In the hundreds of articles about building successful startups, service companies get a little short changed due to a lack of glamour and high stakes. Here is some advice on how to focus on the fundamentals to ensure a steady growth of your service business. Especially, in its formative years, given that you have identified a service need successfully.
Start with a long term vision and work backwards
This sounds a bit fuzzy wuzzy, but it important you do it on an annual basis. Lot of decisions on the target market, type of client, domain of projects, and ticket size will start becoming clearer. This will also help rest of the team understand where the company is heading, and what could be their career path in the next few years.
We kind of did anything and everything for just the bottom line. As a result, we never actually carved out a niche, and team largely felt stagnated due to repetitious nature of work. Then we put a vision of “Impacting a billion users in next 9 years.” This vision is helping us focus more on real world solutions in health care, wellness, consumer, social and commerce. While moving away from enterprise projects. The rest of the team is also excited about this direction.
Founders should pay themselves market salary from Day 1

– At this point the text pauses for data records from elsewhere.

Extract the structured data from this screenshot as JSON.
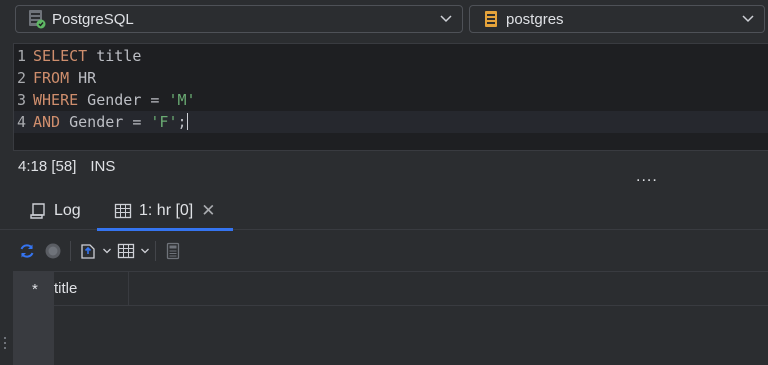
{
  "datasource": {
    "label": "PostgreSQL",
    "icon": "database-icon"
  },
  "schema": {
    "label": "postgres",
    "icon": "schema-icon"
  },
  "editor": {
    "lines": [
      {
        "num": "1",
        "kw": "SELECT",
        "rest": " title"
      },
      {
        "num": "2",
        "kw": "FROM",
        "rest": " HR"
      },
      {
        "num": "3",
        "kw": "WHERE",
        "rest": " Gender = ",
        "str": "'M'"
      },
      {
        "num": "4",
        "kw": "AND",
        "rest": " Gender = ",
        "str": "'F'",
        "tail": ";"
      }
    ]
  },
  "status": {
    "position": "4:18 [58]",
    "mode": "INS",
    "more": "...."
  },
  "tabs": [
    {
      "label": "Log",
      "icon": "log-icon"
    },
    {
      "label": "1: hr [0]",
      "icon": "table-icon",
      "close": "✕"
    }
  ],
  "grid": {
    "row_header": "*",
    "columns": [
      "title"
    ]
  },
  "colors": {
    "keyword": "#cf8e6d",
    "string": "#6aab73",
    "accent": "#3574f0",
    "editor_bg": "#1e1f22",
    "panel_bg": "#2b2d30"
  }
}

Most founders compromise on their market worth. Which means you won’t be able to arrive at a true profitability of the company. Second, it will be very difficult to replace a founder, if something untoward was to happen. Understandably, you won’t be able to pay yourself market salary at the onset. But account for it in your balance sheet as deferred payments to keep your financial forecasting accurate. The equity in a service startup won’t be a enough to attract new talent until much later.
This was again a late realization for us. You never know if one of us finds an interesting opportunity and wants to exit. We are now building a financial transition plan in place. And the first step is to identify our market worth and get paid accordingly.
Find a mathematical basis for your pricing
Unless you achieve the holy grail of value based pricing, you will most likely start with a cost plus pricing. In other words, calculate how much an employee costs to the company – employee salary + vacation + sick leave + expected utilization + share of rent and other expenses. And then factoring in your expected profitability, you should arrive at the number of hours or person days that need to be utilized at a certain rate.
In our experience for Indian companies, the factor is usually between 2-2.5 times an employee salary, while in the US, it closer to 3. Obviously, higher the utilization rate the lower the multiplication factor.
Never discount as a rule
This is the hardest lesson to master. It is very tempting to discount in order to close a deal quickly. If you discount once, you will generally have to discount every time. And soon you will need to add a negotiation buffer in your pricing. It is a slippery slope, where you will get positioned as a commodity player rather than a true value generator.
We have a standard rate card where we offer standard discounts based only on certain parameters like duration of a project or a size of the contract. Otherwise, we sometimes throw in some freebies like free design support for 30 days, instead of an upfront discount. We indeed have lost projects due to a fixed pricing, but we have more than recovered the loss by not discounting in the longer run.
Track utilization rate maniacally
This is one of those things that is common sense but very few do it. Of course, tracking the utilization is harder. There need to be incentives for filling time sheet regularly and accurately. And then creatively figuring out on how to make use of the excess capacity, instead of forcing employees to work for 8 hours.
For instance, we discovered that just by increasing our utilization by 10% we could increase our profits by 20% by lowering our hiring requirements. We have a list of internal projects that either help in improving internal processes or help in sales and marketing.
Calculate cash flow on monthly basis
You can kick start the cash flow by charging some percentage of the project cost up front. After accounting for every expense and possible revenues from current and potential projects, you should get a good idea of actual cash in hand. A working capital loan as an overdraft from a bank helps in accounting for delayed payments. However, use it very carefully. It is very easy to get addicted to “easy money.”
We also account for things such as TDS that we won’t see for at least 2 years and Service Tax that has to be deposited on monthly basis regardless if the client pays us or not. [The Indian government does not make it easy, does it?]
You probably understand most of the points discussed here. But do you actually track them regularly and honestly. It will be hard to build a profitable service business without keeping these operational fundamentals in check. Read Greg Crabtree’s book called Simple Numbers, Straight Talk, Big Profits. It will really help organize your financial plan and put you on a path towards profitability.